Repayment of Income Guarantee: Did you know that a federal judge preliminarily refused to enforce a physician income guarantee agreement because the hospital may have inaccurately projected the need for the physician? In MaineGeneral Medical Center v. Hensen, MaineGeneral allegedly told Dr. Hensen that Augusta, Maine’s population needed a third otolaryngologist. Dr. Hensen, an otolaryngologist, subsequently signed an agreement in which MaineGeneral agreed to guarantee Dr. Hensen’s income during his first two years of practice in Augusta, provided that Dr. Hensen practice in the area for multiple years. Dr. Hensen left Augusta after the first year, and refused to repay the money advanced. In rejecting MaineGeneral’s motion for summary judgment to compel Dr. Hensen’s repayment, a federal judge held that additional facts were needed to determine if MaineGeneral had sufficiently estimated the need for a third otolaryngologist.
CON De-docketing: Did you know that the Maryland Health Care Commission de-docketed three applications for a certificate of need (CON) in Montgomery County when the applicants did not properly disclose their family’s ownership interests in other CON applicants? Alpha Health Services, BIC Home Health Care and Dynamic Visions Home Health Care all applied for CONs for a home health agency in Montgomery County. Dynamic Visions’ application allegedly did not properly disclose that a father and his two daughters had ownership interests in Dynamic Visions. The two daughters also allegedly had ownership interests in Alpha Health Services and BIC Home Health Care. As a result, the Commission de-docketed the applications for failure to provide a full and complete response to the Commission.
Laboratory Billing: Did you know that independent laboratories may no longer bill Medicare for the technical component of physician pathology services provided to hospital patients? In 1999, the Centers for Medicare and Medicaid Services (CMS) first adopted a policy requiring hospitals to bill Medicare for the technical component of physician pathology laboratory services provided to hospital patients when an independent laboratory performed that technical component. However, CMS, and later Congress, allowed (grandfathered) hospitals that had existing laboratory services arrangements in 1999 to permit their independently contracted laboratories to bill Medicare for those technical components, despite the change in policy. On July 1, 2008 that grandfather rule expired.
Medicare Physician Pay Cut: Did you know that the Medicare Improvements for Patients and Providers Act (MIPPA) only postpones a Medicare physician pay cut until January 1, 2010? Medicare pays the lower of the actual charge for a physician’s services or the amount calculated from the product of the relative value of the service, a geographic factor and a conversion factor. Under the prior law, this conversion factor would have decreased automatically by -10.6% on July 1, 2008, and by an additional -5.0% in 2009. With MIPPA, this conversion factor is expected to be updated by as much as -21% on January 1, 2010, unless there is further Congressional action.
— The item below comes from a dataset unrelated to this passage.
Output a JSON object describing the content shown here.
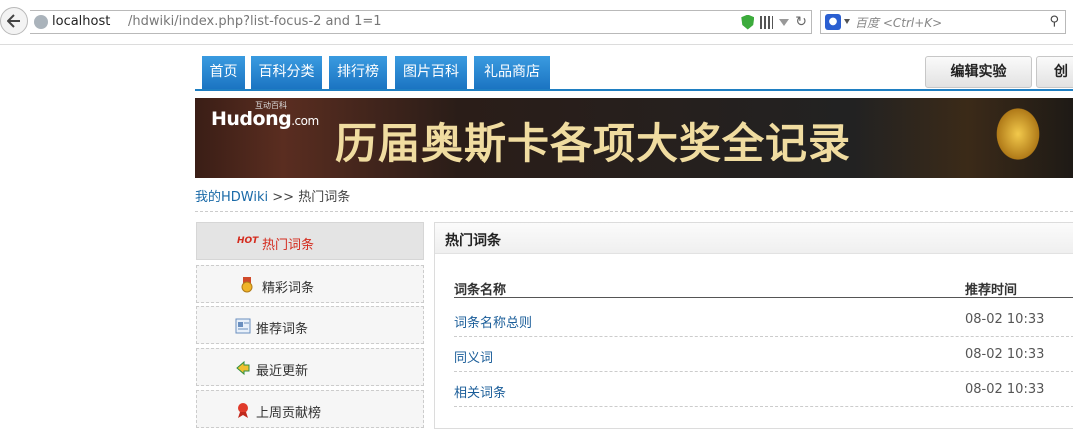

In the interim, the conversion factor will remain at 0.5% for the rest of calendar year 2008, and will increase by 1.1% for calendar year 2009.
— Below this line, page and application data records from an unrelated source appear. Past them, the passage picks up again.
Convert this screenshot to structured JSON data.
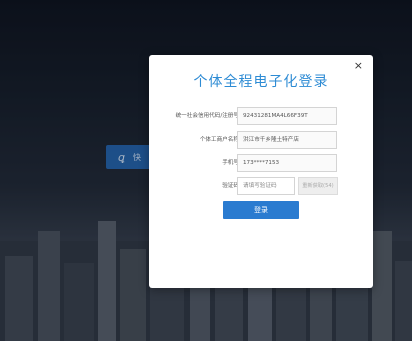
{
  "modal": {
    "title": "个体全程电子化登录",
    "close_symbol": "×"
  },
  "form": {
    "credit_code": {
      "label": "统一社会信用代码/注册号",
      "value": "92431281MA4L66F39T"
    },
    "business_name": {
      "label": "个体工商户名称",
      "value": "洪江市千乡隆土特产店"
    },
    "phone": {
      "label": "手机号",
      "value": "173****7153"
    },
    "verify_code": {
      "label": "验证码",
      "placeholder": "请填写验证码",
      "resend_label": "重新获取(54)"
    },
    "login_label": "登录"
  },
  "background": {
    "button_label": "快"
  },
  "colors": {
    "title": "#2d8bd4",
    "login_button": "#2a7bd0",
    "background_button": "#1f5fa8"
  }
}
Ambulance Patient’s Ability to Pay: Did you know that a federal appellate court held that a hospital emergency department director’s question to a paramedic over the telephone about a patient’s ability to pay triggered that hospital’s duty to examine the patient under the Emergency Medical Treatment and Active Labor Act (EMTALA)? In Morales v. Sociedad Español de Auxilio Muto y Beneficencia, a patient in an ambulance was experiencing severe abdominal pain. The ambulance paramedics called ahead to the hospital's emergency department director, who asked if the patient had medical coverage. After the paramedics could not answer the question, the director terminated the phone call. The paramedics assumed that the hospital refused to examine the patient, and brought the patient to a different facility. The United States Court of Appeals for the First Circuit held that, although the patient had not yet arrived on the hospital's grounds, the patient had “come to” the hospital under EMTALA, and, therefore, the hospital must provide an appropriate medical screening examination and determine if an emergency medical condition exists. Although First Circuit opinions are not binding on Maryland federal or state courts, and the hospital has asked the U. S. Supreme Court to overturn the decision, Morales is a reminder that it is a bad policy to ask about an emergency patient’s ability to pay for medical services until after the patient has been examined, and the hospital’s EMTALA duties have been completed.